▸ YOUR ASSIGNMENT: Show only those lines of the entries where the string "JSON" is found.

++++++

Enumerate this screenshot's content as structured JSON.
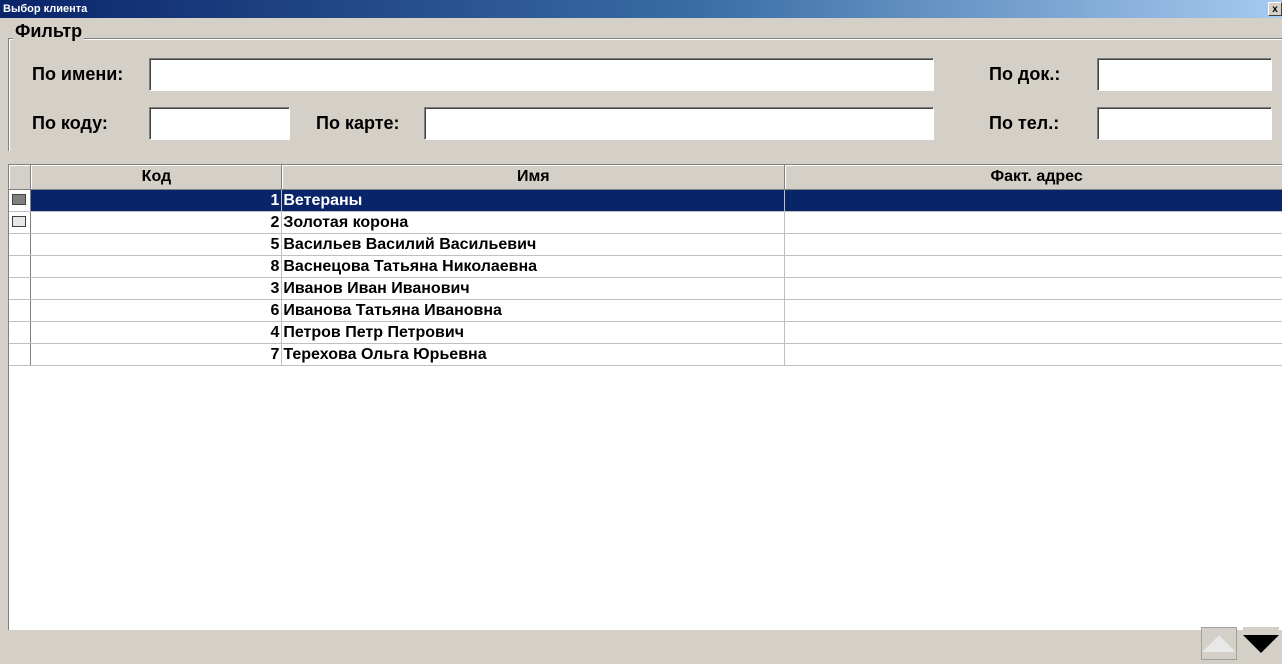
{
  "window": {
    "title": "Выбор клиента",
    "close_label": "x"
  },
  "filter": {
    "legend": "Фильтр",
    "by_name_label": "По имени:",
    "by_name_value": "",
    "by_doc_label": "По док.:",
    "by_doc_value": "",
    "by_code_label": "По коду:",
    "by_code_value": "",
    "by_card_label": "По карте:",
    "by_card_value": "",
    "by_phone_label": "По тел.:",
    "by_phone_value": ""
  },
  "grid": {
    "columns": {
      "code": "Код",
      "name": "Имя",
      "address": "Факт. адрес"
    },
    "rows": [
      {
        "code": "1",
        "name": "Ветераны",
        "address": "",
        "icon": "folder-icon"
      },
      {
        "code": "2",
        "name": "Золотая корона",
        "address": "",
        "icon": "folder-icon"
      },
      {
        "code": "5",
        "name": "Васильев Василий Васильевич",
        "address": ""
      },
      {
        "code": "8",
        "name": "Васнецова Татьяна Николаевна",
        "address": ""
      },
      {
        "code": "3",
        "name": "Иванов Иван Иванович",
        "address": ""
      },
      {
        "code": "6",
        "name": "Иванова Татьяна Ивановна",
        "address": ""
      },
      {
        "code": "4",
        "name": "Петров Петр Петрович",
        "address": ""
      },
      {
        "code": "7",
        "name": "Терехова Ольга Юрьевна",
        "address": ""
      }
    ],
    "selected_index": 0
  },
  "colors": {
    "selection": "#0a246a",
    "window_bg": "#d4d0c8"
  }
}
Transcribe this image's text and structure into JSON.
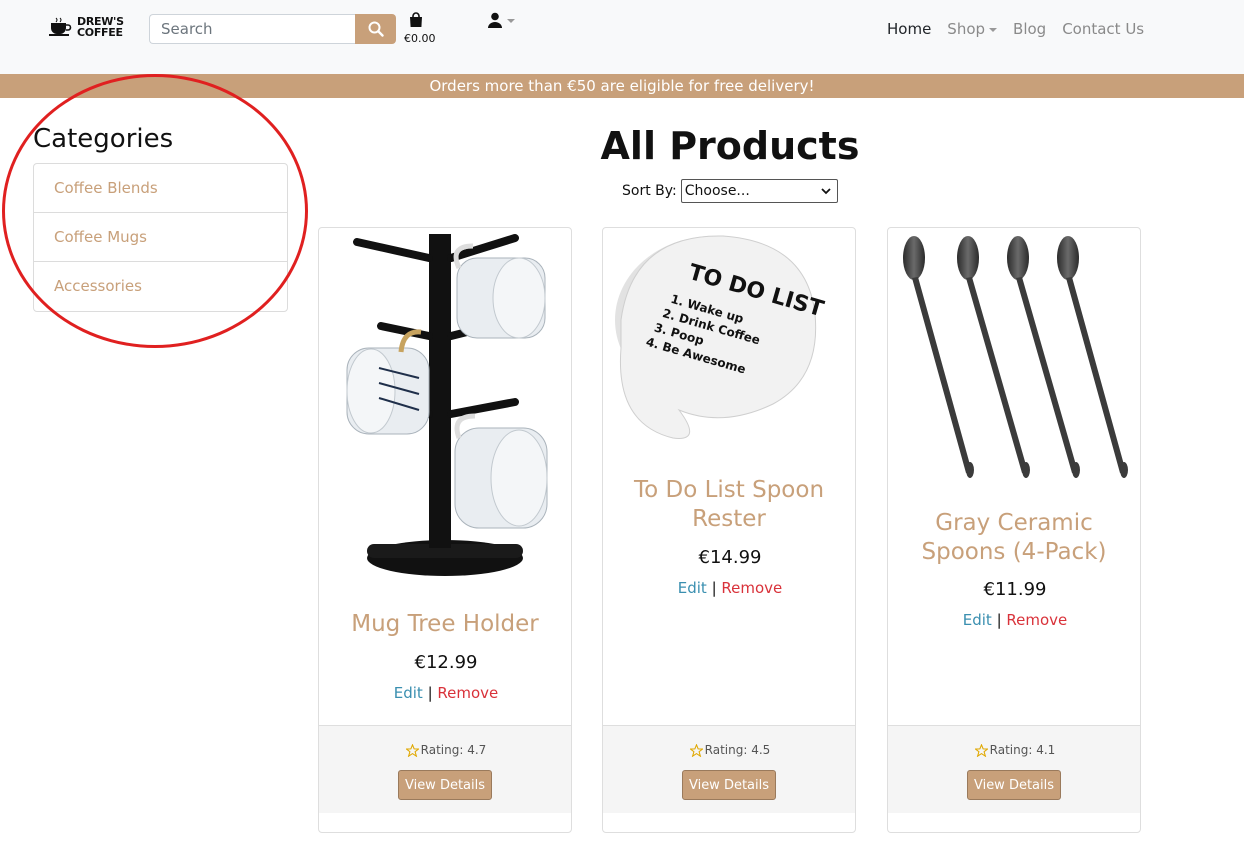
{
  "brand": {
    "line1": "DREW'S",
    "line2": "COFFEE"
  },
  "search": {
    "placeholder": "Search"
  },
  "bag": {
    "total": "€0.00"
  },
  "nav": {
    "home": "Home",
    "shop": "Shop",
    "blog": "Blog",
    "contact": "Contact Us"
  },
  "banner": {
    "text": "Orders more than €50 are eligible for free delivery!"
  },
  "sidebar": {
    "title": "Categories",
    "items": [
      {
        "label": "Coffee Blends"
      },
      {
        "label": "Coffee Mugs"
      },
      {
        "label": "Accessories"
      }
    ]
  },
  "main": {
    "title": "All Products",
    "sort_label": "Sort By:",
    "sort_value": "Choose..."
  },
  "products": [
    {
      "name_lines": [
        "Mug Tree Holder"
      ],
      "price": "€12.99",
      "edit": "Edit",
      "sep": "|",
      "remove": "Remove",
      "rating": "Rating: 4.7",
      "button": "View Details",
      "image": "mug-tree-holder-image"
    },
    {
      "name_lines": [
        "To Do List Spoon",
        "Rester"
      ],
      "price": "€14.99",
      "edit": "Edit",
      "sep": "|",
      "remove": "Remove",
      "rating": "Rating: 4.5",
      "button": "View Details",
      "image": "spoon-rester-image",
      "image_text": {
        "title": "TO DO LIST",
        "items": [
          "1. Wake up",
          "2. Drink Coffee",
          "3. Poop",
          "4. Be Awesome"
        ]
      }
    },
    {
      "name_lines": [
        "Gray Ceramic",
        "Spoons (4-Pack)"
      ],
      "price": "€11.99",
      "edit": "Edit",
      "sep": "|",
      "remove": "Remove",
      "rating": "Rating: 4.1",
      "button": "View Details",
      "image": "gray-spoons-image"
    }
  ],
  "colors": {
    "accent": "#c8a07a",
    "edit": "#3a8fb0",
    "remove": "#d9323a",
    "annotation": "#e02020"
  }
}
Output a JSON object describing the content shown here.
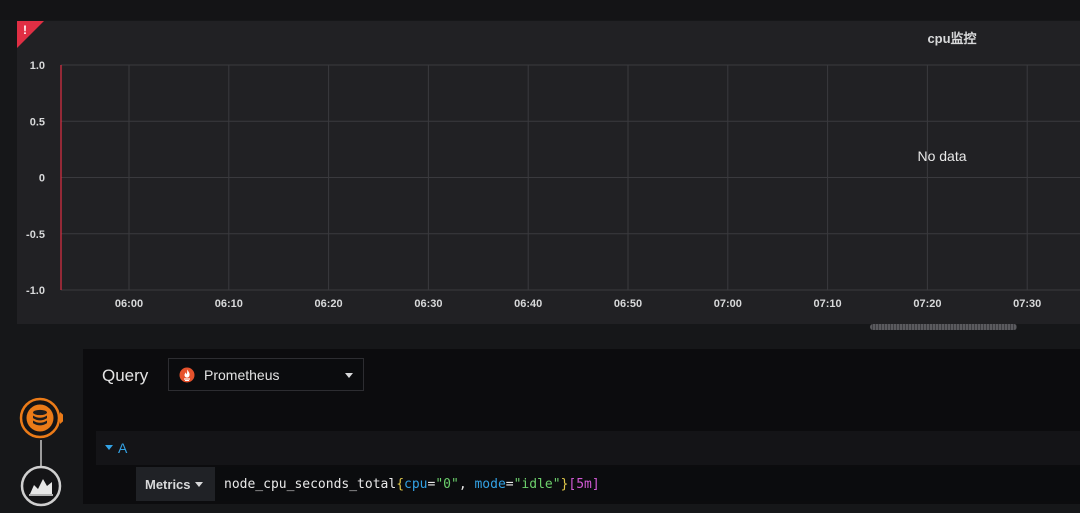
{
  "panel": {
    "title": "cpu监控",
    "no_data": "No data",
    "alert_glyph": "!",
    "alert_color": "#e02f44"
  },
  "chart_data": {
    "type": "line",
    "x_ticks": [
      "06:00",
      "06:10",
      "06:20",
      "06:30",
      "06:40",
      "06:50",
      "07:00",
      "07:10",
      "07:20",
      "07:30"
    ],
    "y_ticks": [
      "1.0",
      "0.5",
      "0",
      "-0.5",
      "-1.0"
    ],
    "ylim": [
      -1.0,
      1.0
    ],
    "series": [],
    "grid": true
  },
  "query_editor": {
    "label": "Query",
    "datasource": "Prometheus",
    "datasource_icon": "prometheus-flame-icon",
    "query_letter": "A",
    "metrics_label": "Metrics",
    "expr": {
      "metric": "node_cpu_seconds_total",
      "open_brace": "{",
      "label1_key": "cpu",
      "eq1": "=",
      "label1_val": "\"0\"",
      "sep": ", ",
      "label2_key": "mode",
      "eq2": "=",
      "label2_val": "\"idle\"",
      "close_brace": "}",
      "range": "[5m]"
    }
  },
  "sidebar": {
    "icons": [
      "database-icon",
      "area-chart-icon"
    ],
    "accent": "#eb7b18"
  }
}
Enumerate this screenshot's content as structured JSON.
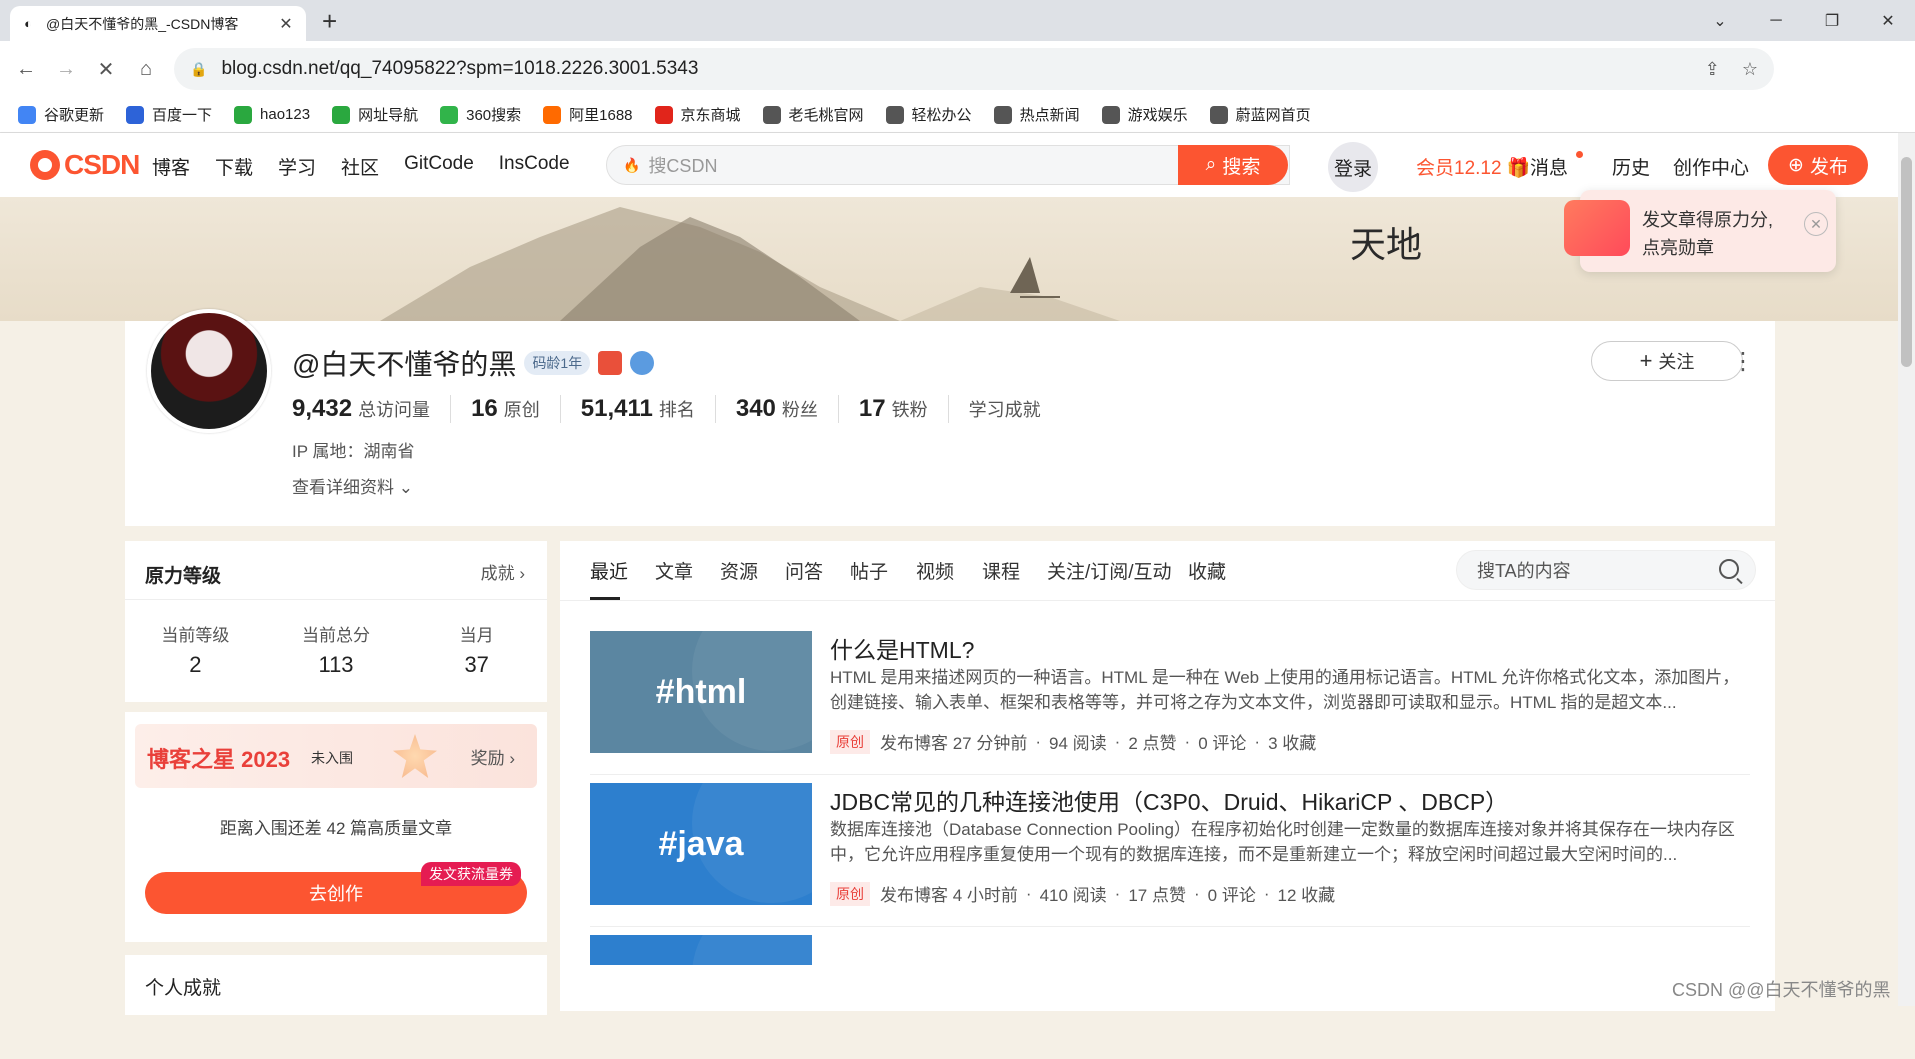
{
  "browser": {
    "tab_title": "@白天不懂爷的黑_-CSDN博客",
    "url": "blog.csdn.net/qq_74095822?spm=1018.2226.3001.5343",
    "bookmarks": [
      {
        "label": "谷歌更新",
        "color": "#4285f4"
      },
      {
        "label": "百度一下",
        "color": "#2d63d8"
      },
      {
        "label": "hao123",
        "color": "#2aa83f"
      },
      {
        "label": "网址导航",
        "color": "#2aa83f"
      },
      {
        "label": "360搜索",
        "color": "#31b44a"
      },
      {
        "label": "阿里1688",
        "color": "#ff6a00"
      },
      {
        "label": "京东商城",
        "color": "#e1251b"
      },
      {
        "label": "老毛桃官网",
        "color": "#555555"
      },
      {
        "label": "轻松办公",
        "color": "#555555"
      },
      {
        "label": "热点新闻",
        "color": "#555555"
      },
      {
        "label": "游戏娱乐",
        "color": "#555555"
      },
      {
        "label": "蔚蓝网首页",
        "color": "#555555"
      }
    ]
  },
  "csdn": {
    "logo": "CSDN",
    "nav": [
      "博客",
      "下载",
      "学习",
      "社区",
      "GitCode",
      "InsCode"
    ],
    "search_placeholder": "搜CSDN",
    "search_button": "搜索",
    "login": "登录",
    "member": "会员12.12",
    "messages": "消息",
    "history": "历史",
    "creator": "创作中心",
    "publish": "发布",
    "accent": "#fc5531"
  },
  "promo": {
    "line1": "发文章得原力分,",
    "line2": "点亮勋章"
  },
  "profile": {
    "name": "@白天不懂爷的黑",
    "code_age": "码龄1年",
    "stats": [
      {
        "value": "9,432",
        "label": "总访问量"
      },
      {
        "value": "16",
        "label": "原创"
      },
      {
        "value": "51,411",
        "label": "排名"
      },
      {
        "value": "340",
        "label": "粉丝"
      },
      {
        "value": "17",
        "label": "铁粉"
      }
    ],
    "achievement": "学习成就",
    "ip": "IP 属地：湖南省",
    "detail": "查看详细资料",
    "follow": "关注"
  },
  "level_card": {
    "title": "原力等级",
    "link": "成就",
    "cols": [
      {
        "label": "当前等级",
        "value": "2"
      },
      {
        "label": "当前总分",
        "value": "113"
      },
      {
        "label": "当月",
        "value": "37"
      }
    ]
  },
  "star_card": {
    "title": "博客之星 2023",
    "status": "未入围",
    "link": "奖励",
    "message": "距离入围还差 42 篇高质量文章",
    "button": "去创作",
    "tag": "发文获流量券"
  },
  "personal": {
    "title": "个人成就"
  },
  "content_tabs": [
    "最近",
    "文章",
    "资源",
    "问答",
    "帖子",
    "视频",
    "课程",
    "关注/订阅/互动",
    "收藏"
  ],
  "content_search": "搜TA的内容",
  "articles": [
    {
      "thumb": "#html",
      "thumb_color": "#5b86a1",
      "title": "什么是HTML?",
      "desc": "HTML 是用来描述网页的一种语言。HTML 是一种在 Web 上使用的通用标记语言。HTML 允许你格式化文本，添加图片，创建链接、输入表单、框架和表格等等，并可将之存为文本文件，浏览器即可读取和显示。HTML 指的是超文本...",
      "orig": "原创",
      "posted": "发布博客 27 分钟前",
      "reads": "94 阅读",
      "likes": "2 点赞",
      "comments": "0 评论",
      "favs": "3 收藏"
    },
    {
      "thumb": "#java",
      "thumb_color": "#2d7fce",
      "title": "JDBC常见的几种连接池使用（C3P0、Druid、HikariCP 、DBCP）",
      "desc": "数据库连接池（Database Connection Pooling）在程序初始化时创建一定数量的数据库连接对象并将其保存在一块内存区中，它允许应用程序重复使用一个现有的数据库连接，而不是重新建立一个；释放空闲时间超过最大空闲时间的...",
      "orig": "原创",
      "posted": "发布博客 4 小时前",
      "reads": "410 阅读",
      "likes": "17 点赞",
      "comments": "0 评论",
      "favs": "12 收藏"
    }
  ],
  "watermark": "CSDN @@白天不懂爷的黑"
}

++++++

▸ ANSWER TO THIS EXERCISE:
Enumerate this screenshot's content as structured JSON.
Transcribe this image's text and structure into JSON.
Output a JSON object describing the content shown here.
Enumerate this screenshot's content as structured JSON.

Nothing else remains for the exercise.